Lead nurturing is a key element to successful lead generation strategies. But what makes a good lead nurturing program? Jon Miller, vice president of marketing at Marketo, highlights three points to consider when developing a lead nurturing plan.

Every interaction needs to be valuable to the lead, not just valuable to the company. Any interaction with a lead must contain relevant, useful information that helps potential customers become smarter. Leave the promotions and sales fluff out.

Keep interactions bite-size. Miller recommends a “YouTube” approach: easily digestible chunks of information. A webinar, for example, may not be a good lead nurturing activity because prospects might not attend one regularly. But a white paper or newsletter allows prospects to learn through short yet frequent interactions.

Know your leads. Classic lead nurturing is composed of drip-marketing campaigns. The most successful nurturing programs look at a lead’s past behavior and then adjust future interactions on an individual level.

Three Keys to Customer Centricity based on an interview with Herb Baer

Complete honesty: The retail business changes constantly, so trust is crucial. “Your customer trusts you so much more if you tell it exactly like it is,” says Bear.

Frequent and direct communications – Baer consistently engages numerous individuals within a customer organization, including the buyer, the buyer’s boss, the marketing person, and then accounts payable manager among others.

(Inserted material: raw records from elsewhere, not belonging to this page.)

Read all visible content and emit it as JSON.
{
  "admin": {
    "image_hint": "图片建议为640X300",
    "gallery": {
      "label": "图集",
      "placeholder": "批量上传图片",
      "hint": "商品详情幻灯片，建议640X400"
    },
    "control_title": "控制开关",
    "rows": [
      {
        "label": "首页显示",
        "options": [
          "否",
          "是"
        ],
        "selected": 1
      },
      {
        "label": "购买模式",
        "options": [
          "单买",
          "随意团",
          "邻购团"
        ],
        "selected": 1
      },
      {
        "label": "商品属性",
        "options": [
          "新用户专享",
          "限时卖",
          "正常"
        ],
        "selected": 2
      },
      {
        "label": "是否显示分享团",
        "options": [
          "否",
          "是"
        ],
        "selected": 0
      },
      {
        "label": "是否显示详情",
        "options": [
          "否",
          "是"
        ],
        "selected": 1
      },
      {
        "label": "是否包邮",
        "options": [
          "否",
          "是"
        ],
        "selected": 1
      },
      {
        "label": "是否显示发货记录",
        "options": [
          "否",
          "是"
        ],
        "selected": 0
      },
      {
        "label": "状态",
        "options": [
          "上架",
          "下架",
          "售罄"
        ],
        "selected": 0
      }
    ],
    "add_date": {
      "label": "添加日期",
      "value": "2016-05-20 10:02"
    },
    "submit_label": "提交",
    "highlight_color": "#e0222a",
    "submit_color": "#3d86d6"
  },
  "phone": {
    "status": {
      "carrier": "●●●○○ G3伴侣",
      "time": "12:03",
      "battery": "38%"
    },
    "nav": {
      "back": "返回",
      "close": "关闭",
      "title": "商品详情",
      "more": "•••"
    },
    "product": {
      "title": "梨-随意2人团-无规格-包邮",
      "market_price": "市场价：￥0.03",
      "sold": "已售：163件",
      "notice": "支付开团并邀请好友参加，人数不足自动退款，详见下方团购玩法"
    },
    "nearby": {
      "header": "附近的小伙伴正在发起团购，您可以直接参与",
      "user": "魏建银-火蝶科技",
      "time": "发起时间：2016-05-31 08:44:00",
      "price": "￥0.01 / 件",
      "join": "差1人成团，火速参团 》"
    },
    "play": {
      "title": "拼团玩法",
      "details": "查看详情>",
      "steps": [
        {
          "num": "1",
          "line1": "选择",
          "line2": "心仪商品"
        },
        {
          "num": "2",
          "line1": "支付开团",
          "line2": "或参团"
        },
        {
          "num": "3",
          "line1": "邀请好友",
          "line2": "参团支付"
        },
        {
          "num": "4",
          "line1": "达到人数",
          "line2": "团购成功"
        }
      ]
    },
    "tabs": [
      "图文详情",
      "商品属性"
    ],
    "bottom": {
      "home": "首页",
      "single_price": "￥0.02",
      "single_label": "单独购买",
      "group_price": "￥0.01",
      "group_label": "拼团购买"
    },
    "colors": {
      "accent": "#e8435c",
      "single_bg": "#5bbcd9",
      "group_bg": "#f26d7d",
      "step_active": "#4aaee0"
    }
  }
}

Caring about the customer’s customer – “We’re going to sell something differently to Home Depot than we sell to Walgreens,” he says. “We might sell hand sanitizer to both but it will be in different forms – different bottle sizes and maybe different labels – and marketed differently.”